Yn rhai o ddarnau cyntaf y gyfrol cyfeirir sawl gwaith at hanes Icarws ac at y ddelwedd drasig ohono yn narlun Breughel, gan fyfyrio ar ddifrawder dyn yn wyneb dioddefaint eraill, neu'n hytrach, efallai, ein diffyg ymwybyddiaeth o ing ac alaeth ein cyd-ddyn.
David suggests that they instead go see Breughel and Hieronymus Bosch (KL/EH 422.1, f29, c37, p29).
Artists included cover a range of countries, centuries and styles: Breughel, Klimt, Munch and Turner, as well as lesser known painters.
Michael Field thus anticipates the theme of the banality of tragedy in Auden's famous ekphrastic poem "Musee des Beaux Arts." (25) Auden's poem interprets Breughel's Landscape with the Fall of Icarus: a tiny Icarus plunges into the sea in a corner, while the farmer goes on plowing and, as Auden writes, a ship "sail[s] calmly on" (1.
(2) Leo van PUYVELDE, La peinture flamande au siecle de Bosch et Breughel, Elsevier, Bruselas, 1962, pp.
Nane calve e sdentate vanno su e giu per i viscidi scalini, appoggiandosi a bastoni, a grucce, traballando sulle gambine corte, alzando il ginocchio fino al mento per salire sul gradino, o si trascinano carponi, mugolando e sbavando: paiono mostriciattoli di Breughel o di Bosch, e un giorno una ne vedemmo Jack ed io, seduta sulla soglia di un antro con un cane malato in braccio.
Three Vocalises For Peter Breughel: For Female Voice, Magnetic Tape and Chamber Ensemble, 1979.
Kurelek's 1973 drawing The Isaacs Gallery Workshop (5) (Messenger 2011 and Kurelek's O Toronto) recalls Breughel's group paintings.
Elderfield's brief proposed a "history of the painting of studios" that comprised "a period of expansion followed by one of retraction." The era of expansion begins with the Renaissance--the show opened with a mid-sixteenth-century drawing from the Pieter Breughel circle depicting the artist at work accompanied by an onlooker--and culminates in the nineteenth century, when "images of the studio were observed, staged, and invented," acting as "pedagogical spaces, venues for social gatherings, places for the display of art, entirely imaginary, and more." The epoch of contraction starts with modern art, particularly that of the early twentieth century, when the most innovative exploration of the theme of the studio was "reduced to basically ...

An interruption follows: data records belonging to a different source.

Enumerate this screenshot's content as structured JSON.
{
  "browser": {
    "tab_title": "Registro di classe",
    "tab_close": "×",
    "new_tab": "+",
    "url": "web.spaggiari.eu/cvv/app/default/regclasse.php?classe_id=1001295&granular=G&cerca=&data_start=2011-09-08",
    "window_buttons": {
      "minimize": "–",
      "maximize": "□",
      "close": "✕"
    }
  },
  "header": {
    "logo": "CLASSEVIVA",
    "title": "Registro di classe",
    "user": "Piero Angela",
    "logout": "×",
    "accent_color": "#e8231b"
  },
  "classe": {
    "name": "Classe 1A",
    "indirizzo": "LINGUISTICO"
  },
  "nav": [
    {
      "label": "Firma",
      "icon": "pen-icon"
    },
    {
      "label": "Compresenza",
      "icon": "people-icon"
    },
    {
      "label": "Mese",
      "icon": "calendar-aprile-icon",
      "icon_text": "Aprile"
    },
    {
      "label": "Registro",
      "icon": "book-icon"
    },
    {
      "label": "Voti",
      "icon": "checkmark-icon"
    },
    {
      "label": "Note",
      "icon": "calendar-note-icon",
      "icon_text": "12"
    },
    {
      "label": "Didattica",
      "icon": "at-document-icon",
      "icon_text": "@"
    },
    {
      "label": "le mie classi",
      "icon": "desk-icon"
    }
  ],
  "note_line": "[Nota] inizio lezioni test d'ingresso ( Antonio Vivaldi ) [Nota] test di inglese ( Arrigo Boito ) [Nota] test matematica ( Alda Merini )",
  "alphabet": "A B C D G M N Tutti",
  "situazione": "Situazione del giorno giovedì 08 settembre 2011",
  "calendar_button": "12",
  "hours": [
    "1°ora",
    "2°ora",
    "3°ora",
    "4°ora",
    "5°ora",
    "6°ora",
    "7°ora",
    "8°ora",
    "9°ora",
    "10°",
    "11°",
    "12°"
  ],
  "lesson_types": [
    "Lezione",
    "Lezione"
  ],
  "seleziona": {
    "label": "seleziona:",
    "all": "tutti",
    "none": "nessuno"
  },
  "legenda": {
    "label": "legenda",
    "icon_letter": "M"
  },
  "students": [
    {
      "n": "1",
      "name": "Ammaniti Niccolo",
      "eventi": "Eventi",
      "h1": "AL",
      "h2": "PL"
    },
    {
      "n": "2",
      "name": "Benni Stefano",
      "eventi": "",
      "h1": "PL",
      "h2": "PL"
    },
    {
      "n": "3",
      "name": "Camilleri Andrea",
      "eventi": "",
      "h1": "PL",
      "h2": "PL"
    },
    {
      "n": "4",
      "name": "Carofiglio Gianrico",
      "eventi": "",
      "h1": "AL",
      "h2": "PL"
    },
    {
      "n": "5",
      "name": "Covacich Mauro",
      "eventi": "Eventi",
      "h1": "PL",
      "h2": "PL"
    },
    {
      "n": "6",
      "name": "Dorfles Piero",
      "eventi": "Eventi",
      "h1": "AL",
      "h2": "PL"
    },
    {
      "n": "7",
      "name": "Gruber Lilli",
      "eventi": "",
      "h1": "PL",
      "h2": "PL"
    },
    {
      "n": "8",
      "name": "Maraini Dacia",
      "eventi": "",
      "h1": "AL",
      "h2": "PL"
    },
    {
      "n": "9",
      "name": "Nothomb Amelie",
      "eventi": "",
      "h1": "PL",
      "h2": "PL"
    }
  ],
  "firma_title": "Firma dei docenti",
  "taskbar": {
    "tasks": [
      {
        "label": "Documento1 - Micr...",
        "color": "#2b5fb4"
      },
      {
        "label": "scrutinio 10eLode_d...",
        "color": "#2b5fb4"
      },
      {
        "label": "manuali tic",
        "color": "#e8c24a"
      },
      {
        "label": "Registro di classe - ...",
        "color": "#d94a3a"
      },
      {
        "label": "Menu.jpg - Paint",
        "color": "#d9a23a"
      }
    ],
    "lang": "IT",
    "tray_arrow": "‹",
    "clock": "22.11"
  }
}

When Comfort published an expanded version of this essay in book form in 1946, he eulogized Pieter Breughel, The Elder as a proto-romantic, illustrating his Triumph of Death (Fig.